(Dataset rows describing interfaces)
★ ★ ★

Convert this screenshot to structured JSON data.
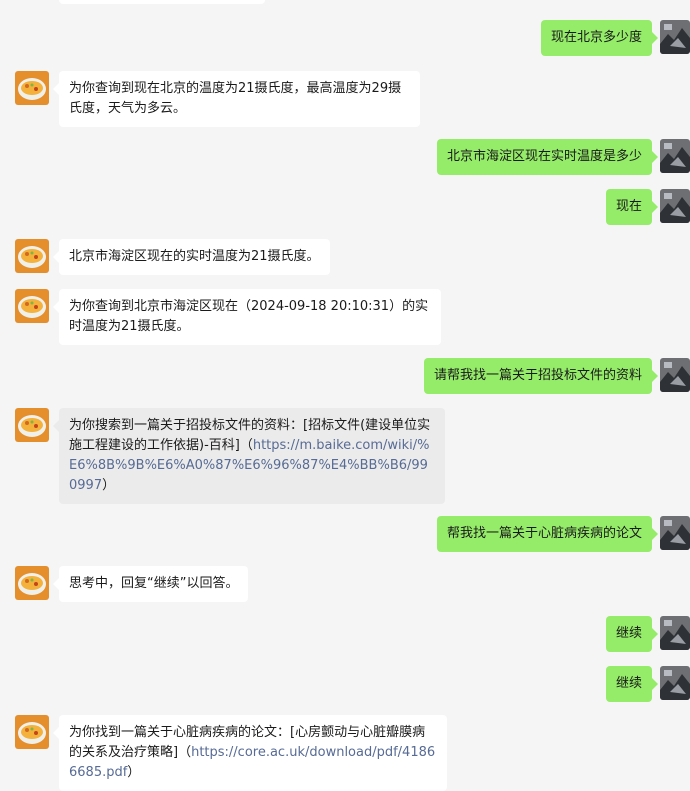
{
  "messages": [
    {
      "from": "user",
      "text": "现在北京多少度"
    },
    {
      "from": "bot",
      "text": "为你查询到现在北京的温度为21摄氏度，最高温度为29摄氏度，天气为多云。"
    },
    {
      "from": "user",
      "text": "北京市海淀区现在实时温度是多少"
    },
    {
      "from": "user",
      "text": "现在"
    },
    {
      "from": "bot",
      "text": "北京市海淀区现在的实时温度为21摄氏度。"
    },
    {
      "from": "bot",
      "text": "为你查询到北京市海淀区现在（2024-09-18 20:10:31）的实时温度为21摄氏度。"
    },
    {
      "from": "user",
      "text": "请帮我找一篇关于招投标文件的资料"
    },
    {
      "from": "bot",
      "text_before": "为你搜索到一篇关于招投标文件的资料：[招标文件(建设单位实施工程建设的工作依据)-百科]（",
      "link": "https://m.baike.com/wiki/%E6%8B%9B%E6%A0%87%E6%96%87%E4%BB%B6/990997",
      "text_after": "）"
    },
    {
      "from": "user",
      "text": "帮我找一篇关于心脏病疾病的论文"
    },
    {
      "from": "bot",
      "text": "思考中，回复“继续”以回答。"
    },
    {
      "from": "user",
      "text": "继续"
    },
    {
      "from": "user",
      "text": "继续"
    },
    {
      "from": "bot",
      "text_before": "为你找到一篇关于心脏病疾病的论文：[心房颤动与心脏瓣膜病的关系及治疗策略]（",
      "link": "https://core.ac.uk/download/pdf/41866685.pdf",
      "text_after": "）"
    }
  ]
}
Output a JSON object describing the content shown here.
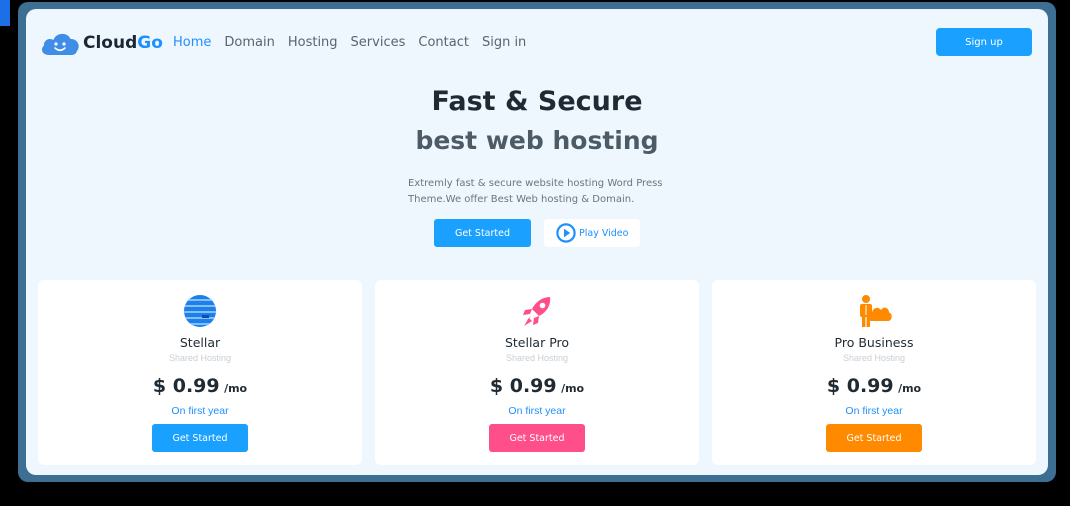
{
  "brand": {
    "name_part1": "Cloud",
    "name_part2": "Go",
    "logo_icon": "smiling-cloud-icon"
  },
  "nav": [
    {
      "label": "Home",
      "active": true
    },
    {
      "label": "Domain",
      "active": false
    },
    {
      "label": "Hosting",
      "active": false
    },
    {
      "label": "Services",
      "active": false
    },
    {
      "label": "Contact",
      "active": false
    },
    {
      "label": "Sign in",
      "active": false
    }
  ],
  "header": {
    "signup_label": "Sign up"
  },
  "hero": {
    "title": "Fast & Secure",
    "subtitle": "best web hosting",
    "desc_line1": "Extremly fast & secure website hosting Word Press",
    "desc_line2": "Theme.We offer Best Web hosting & Domain.",
    "start_label": "Get Started",
    "play_label": "Play Video"
  },
  "plans": [
    {
      "name": "Stellar",
      "type": "Shared Hosting",
      "price": "$ 0.99",
      "period": "/mo",
      "term": "On first year",
      "cta": "Get Started",
      "icon": "globe-stripes-icon",
      "button_color": "#1aa1ff"
    },
    {
      "name": "Stellar Pro",
      "type": "Shared Hosting",
      "price": "$ 0.99",
      "period": "/mo",
      "term": "On first year",
      "cta": "Get Started",
      "icon": "rocket-icon",
      "button_color": "#ff4f8b"
    },
    {
      "name": "Pro Business",
      "type": "Shared Hosting",
      "price": "$ 0.99",
      "period": "/mo",
      "term": "On first year",
      "cta": "Get Started",
      "icon": "person-cloud-icon",
      "button_color": "#ff8a00"
    }
  ],
  "colors": {
    "accent": "#1e90ff",
    "page_bg": "#eef6fe",
    "frame": "#3d6f93"
  }
}
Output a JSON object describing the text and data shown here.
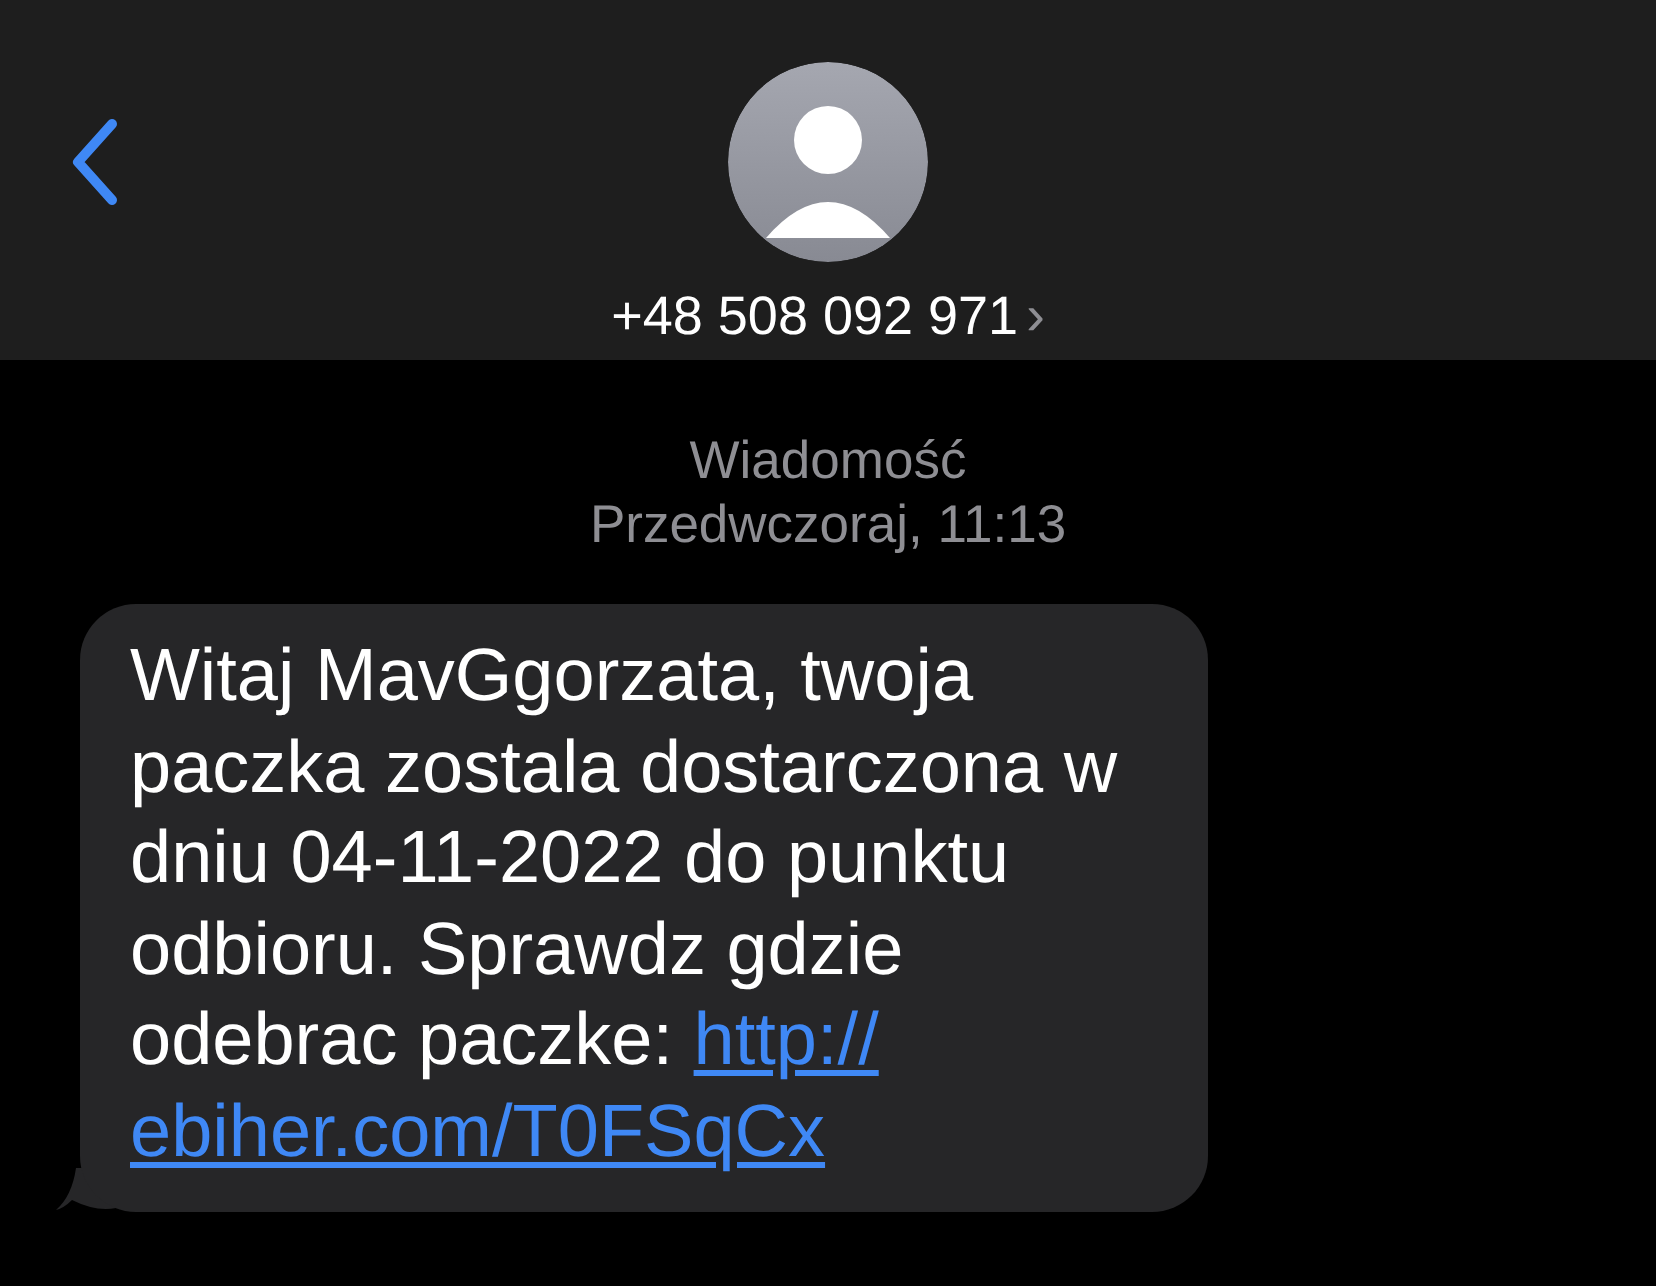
{
  "header": {
    "contact": "+48 508 092 971",
    "chevron": "›"
  },
  "conversation": {
    "service": "Wiadomość",
    "timestamp": "Przedwczoraj, 11:13"
  },
  "message": {
    "text": "Witaj MavGgorzata, twoja paczka zostala dostarczona w dniu 04-11-2022 do punktu odbioru. Sprawdz gdzie odebrac paczke: ",
    "link_lines": [
      "http://",
      "ebiher.com/T0FSqCx"
    ]
  }
}
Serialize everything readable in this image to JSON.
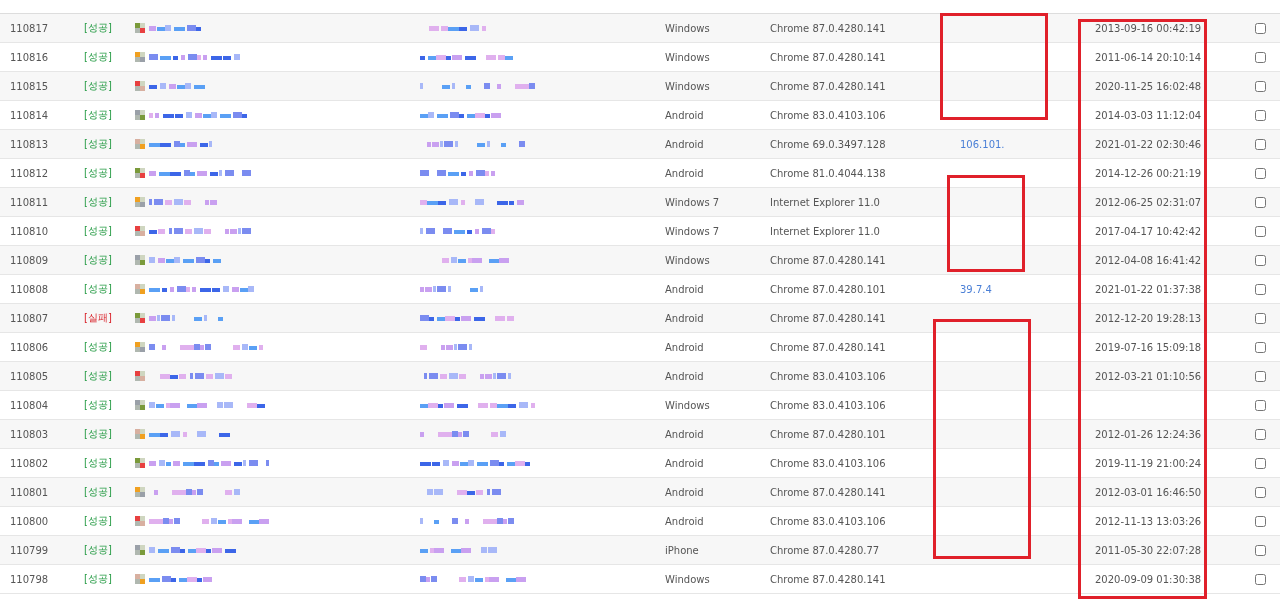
{
  "rows": [
    {
      "no": "110817",
      "result": {
        "kind": "success",
        "label": "[성공]"
      },
      "os": "Windows",
      "browser": "Chrome 87.0.4280.141",
      "date": "2013-09-16 00:42:19",
      "checked": false
    },
    {
      "no": "110816",
      "result": {
        "kind": "success",
        "label": "[성공]"
      },
      "os": "Windows",
      "browser": "Chrome 87.0.4280.141",
      "date": "2011-06-14 20:10:14",
      "checked": false
    },
    {
      "no": "110815",
      "result": {
        "kind": "success",
        "label": "[성공]"
      },
      "os": "Windows",
      "browser": "Chrome 87.0.4280.141",
      "date": "2020-11-25 16:02:48",
      "checked": false
    },
    {
      "no": "110814",
      "result": {
        "kind": "success",
        "label": "[성공]"
      },
      "os": "Android",
      "browser": "Chrome 83.0.4103.106",
      "date": "2014-03-03 11:12:04",
      "checked": false
    },
    {
      "no": "110813",
      "result": {
        "kind": "success",
        "label": "[성공]"
      },
      "os": "Android",
      "browser": "Chrome 69.0.3497.128",
      "ip": "106.101.",
      "date": "2021-01-22 02:30:46",
      "checked": false
    },
    {
      "no": "110812",
      "result": {
        "kind": "success",
        "label": "[성공]"
      },
      "os": "Android",
      "browser": "Chrome 81.0.4044.138",
      "date": "2014-12-26 00:21:19",
      "checked": false
    },
    {
      "no": "110811",
      "result": {
        "kind": "success",
        "label": "[성공]"
      },
      "os": "Windows 7",
      "browser": "Internet Explorer 11.0",
      "date": "2012-06-25 02:31:07",
      "checked": false
    },
    {
      "no": "110810",
      "result": {
        "kind": "success",
        "label": "[성공]"
      },
      "os": "Windows 7",
      "browser": "Internet Explorer 11.0",
      "date": "2017-04-17 10:42:42",
      "checked": false
    },
    {
      "no": "110809",
      "result": {
        "kind": "success",
        "label": "[성공]"
      },
      "os": "Windows",
      "browser": "Chrome 87.0.4280.141",
      "date": "2012-04-08 16:41:42",
      "checked": false
    },
    {
      "no": "110808",
      "result": {
        "kind": "success",
        "label": "[성공]"
      },
      "os": "Android",
      "browser": "Chrome 87.0.4280.101",
      "ip": "39.7.4",
      "date": "2021-01-22 01:37:38",
      "checked": false
    },
    {
      "no": "110807",
      "result": {
        "kind": "fail",
        "label": "[실패]"
      },
      "os": "Android",
      "browser": "Chrome 87.0.4280.141",
      "date": "2012-12-20 19:28:13",
      "checked": false
    },
    {
      "no": "110806",
      "result": {
        "kind": "success",
        "label": "[성공]"
      },
      "os": "Android",
      "browser": "Chrome 87.0.4280.141",
      "date": "2019-07-16 15:09:18",
      "checked": false
    },
    {
      "no": "110805",
      "result": {
        "kind": "success",
        "label": "[성공]"
      },
      "os": "Android",
      "browser": "Chrome 83.0.4103.106",
      "date": "2012-03-21 01:10:56",
      "checked": false
    },
    {
      "no": "110804",
      "result": {
        "kind": "success",
        "label": "[성공]"
      },
      "os": "Windows",
      "browser": "Chrome 83.0.4103.106",
      "checked": false
    },
    {
      "no": "110803",
      "result": {
        "kind": "success",
        "label": "[성공]"
      },
      "os": "Android",
      "browser": "Chrome 87.0.4280.101",
      "date": "2012-01-26 12:24:36",
      "checked": false
    },
    {
      "no": "110802",
      "result": {
        "kind": "success",
        "label": "[성공]"
      },
      "os": "Android",
      "browser": "Chrome 83.0.4103.106",
      "date": "2019-11-19 21:00:24",
      "checked": false
    },
    {
      "no": "110801",
      "result": {
        "kind": "success",
        "label": "[성공]"
      },
      "os": "Android",
      "browser": "Chrome 87.0.4280.141",
      "date": "2012-03-01 16:46:50",
      "checked": false
    },
    {
      "no": "110800",
      "result": {
        "kind": "success",
        "label": "[성공]"
      },
      "os": "Android",
      "browser": "Chrome 83.0.4103.106",
      "date": "2012-11-13 13:03:26",
      "checked": false
    },
    {
      "no": "110799",
      "result": {
        "kind": "success",
        "label": "[성공]"
      },
      "os": "iPhone",
      "browser": "Chrome 87.0.4280.77",
      "date": "2011-05-30 22:07:28",
      "checked": false
    },
    {
      "no": "110798",
      "result": {
        "kind": "success",
        "label": "[성공]"
      },
      "os": "Windows",
      "browser": "Chrome 87.0.4280.141",
      "date": "2020-09-09 01:30:38",
      "checked": false
    }
  ]
}
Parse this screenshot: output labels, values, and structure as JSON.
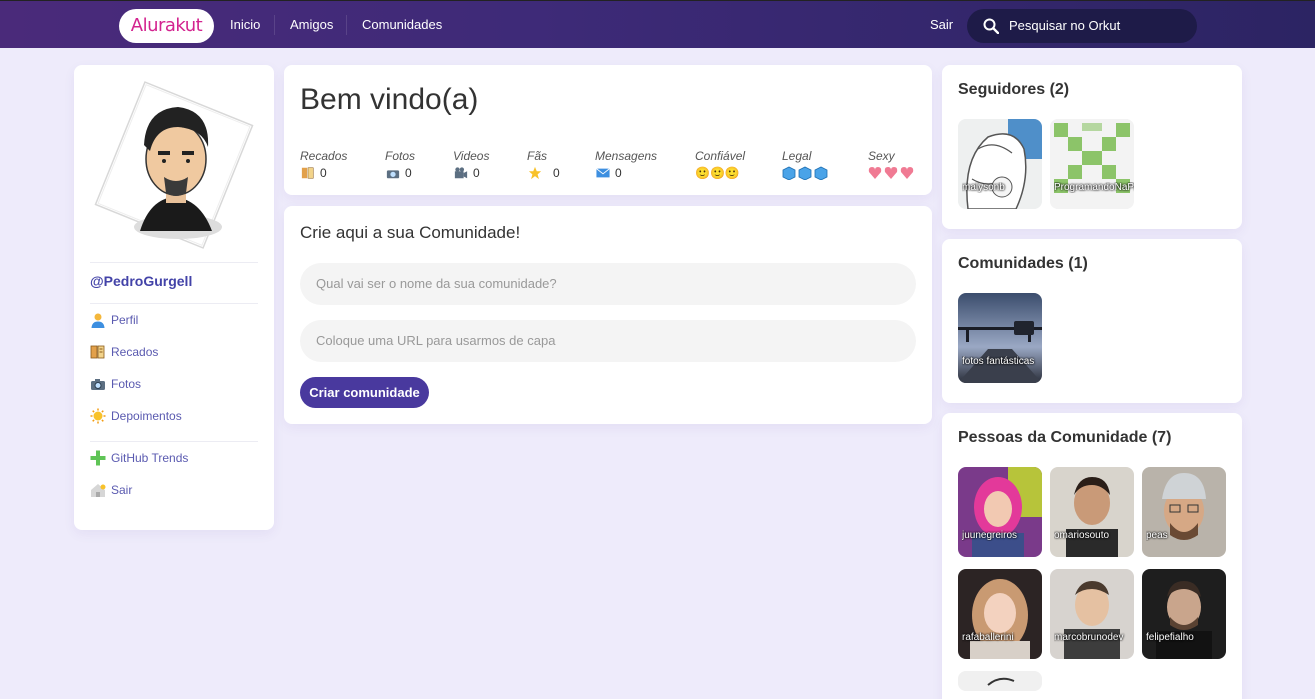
{
  "header": {
    "logo": "Alurakut",
    "nav": [
      "Inicio",
      "Amigos",
      "Comunidades"
    ],
    "logout": "Sair",
    "search_label": "Pesquisar no Orkut"
  },
  "profile": {
    "handle": "@PedroGurgell",
    "menu": [
      "Perfil",
      "Recados",
      "Fotos",
      "Depoimentos"
    ],
    "menu2": [
      "GitHub Trends",
      "Sair"
    ]
  },
  "welcome": {
    "title": "Bem vindo(a)",
    "stats": [
      {
        "label": "Recados",
        "value": "0"
      },
      {
        "label": "Fotos",
        "value": "0"
      },
      {
        "label": "Videos",
        "value": "0"
      },
      {
        "label": "Fãs",
        "value": "0"
      },
      {
        "label": "Mensagens",
        "value": "0"
      },
      {
        "label": "Confiável",
        "value": ""
      },
      {
        "label": "Legal",
        "value": ""
      },
      {
        "label": "Sexy",
        "value": ""
      }
    ]
  },
  "create": {
    "title": "Crie aqui a sua Comunidade!",
    "name_placeholder": "Qual vai ser o nome da sua comunidade?",
    "url_placeholder": "Coloque uma URL para usarmos de capa",
    "submit": "Criar comunidade"
  },
  "followers": {
    "title": "Seguidores (2)",
    "items": [
      "malysonb",
      "ProgramandoNaPratica"
    ]
  },
  "communities": {
    "title": "Comunidades (1)",
    "items": [
      "fotos fantásticas"
    ]
  },
  "people": {
    "title": "Pessoas da Comunidade (7)",
    "items": [
      "juunegreiros",
      "omariosouto",
      "peas",
      "rafaballerini",
      "marcobrunodev",
      "felipefialho"
    ]
  },
  "colors": {
    "accent": "#49399e",
    "logo": "#d3238f",
    "handle": "#4343a8",
    "background": "#eeebfb"
  }
}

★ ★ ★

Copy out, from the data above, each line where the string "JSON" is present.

ANSWER TO THIS PROBLEM.
Convert this screenshot to structured JSON data.
Output a JSON object describing the content shown here.
Output a JSON object describing the text and data shown here.
Serialize everything readable in this image to JSON.
Parse this screenshot: output labels, values, and structure as JSON.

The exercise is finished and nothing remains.